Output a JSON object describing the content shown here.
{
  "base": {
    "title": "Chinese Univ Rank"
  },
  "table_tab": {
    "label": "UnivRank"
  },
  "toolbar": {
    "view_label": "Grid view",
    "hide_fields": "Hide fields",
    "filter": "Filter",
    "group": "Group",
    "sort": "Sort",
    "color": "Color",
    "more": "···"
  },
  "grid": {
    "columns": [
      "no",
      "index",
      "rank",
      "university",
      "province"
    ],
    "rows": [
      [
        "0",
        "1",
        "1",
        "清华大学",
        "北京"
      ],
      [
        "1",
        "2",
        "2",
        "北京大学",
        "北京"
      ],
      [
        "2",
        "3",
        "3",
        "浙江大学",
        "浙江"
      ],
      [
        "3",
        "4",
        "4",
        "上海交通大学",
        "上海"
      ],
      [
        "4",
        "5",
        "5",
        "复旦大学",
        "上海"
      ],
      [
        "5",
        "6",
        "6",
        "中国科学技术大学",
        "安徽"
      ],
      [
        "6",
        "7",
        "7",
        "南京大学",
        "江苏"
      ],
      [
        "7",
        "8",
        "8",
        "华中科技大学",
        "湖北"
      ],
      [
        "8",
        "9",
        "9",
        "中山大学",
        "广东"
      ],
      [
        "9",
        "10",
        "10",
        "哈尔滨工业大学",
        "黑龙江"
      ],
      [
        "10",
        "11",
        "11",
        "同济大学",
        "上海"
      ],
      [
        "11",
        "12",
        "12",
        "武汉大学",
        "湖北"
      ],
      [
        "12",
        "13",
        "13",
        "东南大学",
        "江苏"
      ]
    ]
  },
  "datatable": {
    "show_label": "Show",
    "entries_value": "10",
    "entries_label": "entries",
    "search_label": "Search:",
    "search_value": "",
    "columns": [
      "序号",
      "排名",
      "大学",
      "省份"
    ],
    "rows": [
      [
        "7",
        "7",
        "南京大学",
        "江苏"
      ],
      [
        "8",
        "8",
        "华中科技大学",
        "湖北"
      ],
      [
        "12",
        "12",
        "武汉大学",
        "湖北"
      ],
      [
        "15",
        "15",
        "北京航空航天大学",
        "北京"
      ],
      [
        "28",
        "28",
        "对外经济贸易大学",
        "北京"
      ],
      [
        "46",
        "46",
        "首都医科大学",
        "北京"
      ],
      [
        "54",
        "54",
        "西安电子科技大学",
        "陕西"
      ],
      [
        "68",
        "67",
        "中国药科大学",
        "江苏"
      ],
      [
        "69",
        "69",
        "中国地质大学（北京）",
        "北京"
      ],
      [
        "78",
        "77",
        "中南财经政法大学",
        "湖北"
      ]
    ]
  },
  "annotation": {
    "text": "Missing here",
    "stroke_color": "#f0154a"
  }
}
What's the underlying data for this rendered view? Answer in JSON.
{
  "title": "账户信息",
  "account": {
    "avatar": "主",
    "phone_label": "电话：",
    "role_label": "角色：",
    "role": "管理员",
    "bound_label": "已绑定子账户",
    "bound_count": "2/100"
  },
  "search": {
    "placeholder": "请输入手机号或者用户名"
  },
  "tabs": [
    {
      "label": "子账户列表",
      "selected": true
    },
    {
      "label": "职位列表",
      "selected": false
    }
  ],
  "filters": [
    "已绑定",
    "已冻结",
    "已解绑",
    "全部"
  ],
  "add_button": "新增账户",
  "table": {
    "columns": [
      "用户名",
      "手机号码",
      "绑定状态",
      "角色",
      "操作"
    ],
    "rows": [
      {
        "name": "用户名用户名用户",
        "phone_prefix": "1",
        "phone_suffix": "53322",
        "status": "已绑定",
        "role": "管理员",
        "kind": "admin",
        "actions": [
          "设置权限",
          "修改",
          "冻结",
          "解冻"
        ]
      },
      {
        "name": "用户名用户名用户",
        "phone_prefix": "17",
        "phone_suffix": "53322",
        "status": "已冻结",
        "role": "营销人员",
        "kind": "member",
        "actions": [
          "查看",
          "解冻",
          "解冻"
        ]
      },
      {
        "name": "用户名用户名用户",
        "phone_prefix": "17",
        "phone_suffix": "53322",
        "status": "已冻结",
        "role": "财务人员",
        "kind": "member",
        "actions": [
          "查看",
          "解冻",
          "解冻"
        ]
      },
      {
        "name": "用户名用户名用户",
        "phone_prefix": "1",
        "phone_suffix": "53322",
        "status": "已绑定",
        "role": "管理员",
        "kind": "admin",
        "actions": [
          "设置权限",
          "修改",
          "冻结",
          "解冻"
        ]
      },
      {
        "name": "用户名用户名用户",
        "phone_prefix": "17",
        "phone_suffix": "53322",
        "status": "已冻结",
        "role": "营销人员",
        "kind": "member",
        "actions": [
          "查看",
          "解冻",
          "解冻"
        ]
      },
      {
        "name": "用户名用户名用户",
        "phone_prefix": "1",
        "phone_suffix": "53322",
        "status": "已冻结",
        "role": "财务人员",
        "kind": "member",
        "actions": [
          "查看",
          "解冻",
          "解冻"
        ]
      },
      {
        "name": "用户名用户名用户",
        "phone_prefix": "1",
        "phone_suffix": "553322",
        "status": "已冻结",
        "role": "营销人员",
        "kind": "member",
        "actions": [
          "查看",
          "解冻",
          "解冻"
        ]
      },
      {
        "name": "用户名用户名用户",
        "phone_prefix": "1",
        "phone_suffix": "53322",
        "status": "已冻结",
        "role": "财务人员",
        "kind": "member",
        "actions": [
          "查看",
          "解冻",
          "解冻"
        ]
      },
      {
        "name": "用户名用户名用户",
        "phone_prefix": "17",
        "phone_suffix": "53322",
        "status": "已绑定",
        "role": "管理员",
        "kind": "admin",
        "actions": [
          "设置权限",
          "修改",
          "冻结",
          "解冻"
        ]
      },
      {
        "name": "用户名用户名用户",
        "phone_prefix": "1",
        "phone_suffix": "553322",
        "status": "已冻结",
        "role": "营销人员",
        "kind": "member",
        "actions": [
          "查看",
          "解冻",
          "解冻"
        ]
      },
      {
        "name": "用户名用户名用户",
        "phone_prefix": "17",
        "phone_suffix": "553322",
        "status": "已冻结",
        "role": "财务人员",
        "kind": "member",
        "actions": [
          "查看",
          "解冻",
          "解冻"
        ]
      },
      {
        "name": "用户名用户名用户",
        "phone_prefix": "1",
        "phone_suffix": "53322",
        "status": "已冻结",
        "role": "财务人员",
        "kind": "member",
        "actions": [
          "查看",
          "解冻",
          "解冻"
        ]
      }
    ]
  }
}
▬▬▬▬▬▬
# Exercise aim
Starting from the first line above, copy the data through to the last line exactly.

# Your response
Output a JSON object describing the content shown here.
{
  "base": {
    "title": "Chinese Univ Rank"
  },
  "table_tab": {
    "label": "UnivRank"
  },
  "toolbar": {
    "view_label": "Grid view",
    "hide_fields": "Hide fields",
    "filter": "Filter",
    "group": "Group",
    "sort": "Sort",
    "color": "Color",
    "more": "···"
  },
  "grid": {
    "columns": [
      "no",
      "index",
      "rank",
      "university",
      "province"
    ],
    "rows": [
      [
        "0",
        "1",
        "1",
        "清华大学",
        "北京"
      ],
      [
        "1",
        "2",
        "2",
        "北京大学",
        "北京"
      ],
      [
        "2",
        "3",
        "3",
        "浙江大学",
        "浙江"
      ],
      [
        "3",
        "4",
        "4",
        "上海交通大学",
        "上海"
      ],
      [
        "4",
        "5",
        "5",
        "复旦大学",
        "上海"
      ],
      [
        "5",
        "6",
        "6",
        "中国科学技术大学",
        "安徽"
      ],
      [
        "6",
        "7",
        "7",
        "南京大学",
        "江苏"
      ],
      [
        "7",
        "8",
        "8",
        "华中科技大学",
        "湖北"
      ],
      [
        "8",
        "9",
        "9",
        "中山大学",
        "广东"
      ],
      [
        "9",
        "10",
        "10",
        "哈尔滨工业大学",
        "黑龙江"
      ],
      [
        "10",
        "11",
        "11",
        "同济大学",
        "上海"
      ],
      [
        "11",
        "12",
        "12",
        "武汉大学",
        "湖北"
      ],
      [
        "12",
        "13",
        "13",
        "东南大学",
        "江苏"
      ]
    ]
  },
  "datatable": {
    "show_label": "Show",
    "entries_value": "10",
    "entries_label": "entries",
    "search_label": "Search:",
    "search_value": "",
    "columns": [
      "序号",
      "排名",
      "大学",
      "省份"
    ],
    "rows": [
      [
        "7",
        "7",
        "南京大学",
        "江苏"
      ],
      [
        "8",
        "8",
        "华中科技大学",
        "湖北"
      ],
      [
        "12",
        "12",
        "武汉大学",
        "湖北"
      ],
      [
        "15",
        "15",
        "北京航空航天大学",
        "北京"
      ],
      [
        "28",
        "28",
        "对外经济贸易大学",
        "北京"
      ],
      [
        "46",
        "46",
        "首都医科大学",
        "北京"
      ],
      [
        "54",
        "54",
        "西安电子科技大学",
        "陕西"
      ],
      [
        "68",
        "67",
        "中国药科大学",
        "江苏"
      ],
      [
        "69",
        "69",
        "中国地质大学（北京）",
        "北京"
      ],
      [
        "78",
        "77",
        "中南财经政法大学",
        "湖北"
      ]
    ]
  },
  "annotation": {
    "text": "Missing here",
    "stroke_color": "#f0154a"
  }
}
What's the underlying data for this rendered view? Answer in JSON.
{
  "title": "账户信息",
  "account": {
    "avatar": "主",
    "phone_label": "电话：",
    "role_label": "角色：",
    "role": "管理员",
    "bound_label": "已绑定子账户",
    "bound_count": "2/100"
  },
  "search": {
    "placeholder": "请输入手机号或者用户名"
  },
  "tabs": [
    {
      "label": "子账户列表",
      "selected": true
    },
    {
      "label": "职位列表",
      "selected": false
    }
  ],
  "filters": [
    "已绑定",
    "已冻结",
    "已解绑",
    "全部"
  ],
  "add_button": "新增账户",
  "table": {
    "columns": [
      "用户名",
      "手机号码",
      "绑定状态",
      "角色",
      "操作"
    ],
    "rows": [
      {
        "name": "用户名用户名用户",
        "phone_prefix": "1",
        "phone_suffix": "53322",
        "status": "已绑定",
        "role": "管理员",
        "kind": "admin",
        "actions": [
          "设置权限",
          "修改",
          "冻结",
          "解冻"
        ]
      },
      {
        "name": "用户名用户名用户",
        "phone_prefix": "17",
        "phone_suffix": "53322",
        "status": "已冻结",
        "role": "营销人员",
        "kind": "member",
        "actions": [
          "查看",
          "解冻",
          "解冻"
        ]
      },
      {
        "name": "用户名用户名用户",
        "phone_prefix": "17",
        "phone_suffix": "53322",
        "status": "已冻结",
        "role": "财务人员",
        "kind": "member",
        "actions": [
          "查看",
          "解冻",
          "解冻"
        ]
      },
      {
        "name": "用户名用户名用户",
        "phone_prefix": "1",
        "phone_suffix": "53322",
        "status": "已绑定",
        "role": "管理员",
        "kind": "admin",
        "actions": [
          "设置权限",
          "修改",
          "冻结",
          "解冻"
        ]
      },
      {
        "name": "用户名用户名用户",
        "phone_prefix": "17",
        "phone_suffix": "53322",
        "status": "已冻结",
        "role": "营销人员",
        "kind": "member",
        "actions": [
          "查看",
          "解冻",
          "解冻"
        ]
      },
      {
        "name": "用户名用户名用户",
        "phone_prefix": "1",
        "phone_suffix": "53322",
        "status": "已冻结",
        "role": "财务人员",
        "kind": "member",
        "actions": [
          "查看",
          "解冻",
          "解冻"
        ]
      },
      {
        "name": "用户名用户名用户",
        "phone_prefix": "1",
        "phone_suffix": "553322",
        "status": "已冻结",
        "role": "营销人员",
        "kind": "member",
        "actions": [
          "查看",
          "解冻",
          "解冻"
        ]
      },
      {
        "name": "用户名用户名用户",
        "phone_prefix": "1",
        "phone_suffix": "53322",
        "status": "已冻结",
        "role": "财务人员",
        "kind": "member",
        "actions": [
          "查看",
          "解冻",
          "解冻"
        ]
      },
      {
        "name": "用户名用户名用户",
        "phone_prefix": "17",
        "phone_suffix": "53322",
        "status": "已绑定",
        "role": "管理员",
        "kind": "admin",
        "actions": [
          "设置权限",
          "修改",
          "冻结",
          "解冻"
        ]
      },
      {
        "name": "用户名用户名用户",
        "phone_prefix": "1",
        "phone_suffix": "553322",
        "status": "已冻结",
        "role": "营销人员",
        "kind": "member",
        "actions": [
          "查看",
          "解冻",
          "解冻"
        ]
      },
      {
        "name": "用户名用户名用户",
        "phone_prefix": "17",
        "phone_suffix": "553322",
        "status": "已冻结",
        "role": "财务人员",
        "kind": "member",
        "actions": [
          "查看",
          "解冻",
          "解冻"
        ]
      },
      {
        "name": "用户名用户名用户",
        "phone_prefix": "1",
        "phone_suffix": "53322",
        "status": "已冻结",
        "role": "财务人员",
        "kind": "member",
        "actions": [
          "查看",
          "解冻",
          "解冻"
        ]
      }
    ]
  }
}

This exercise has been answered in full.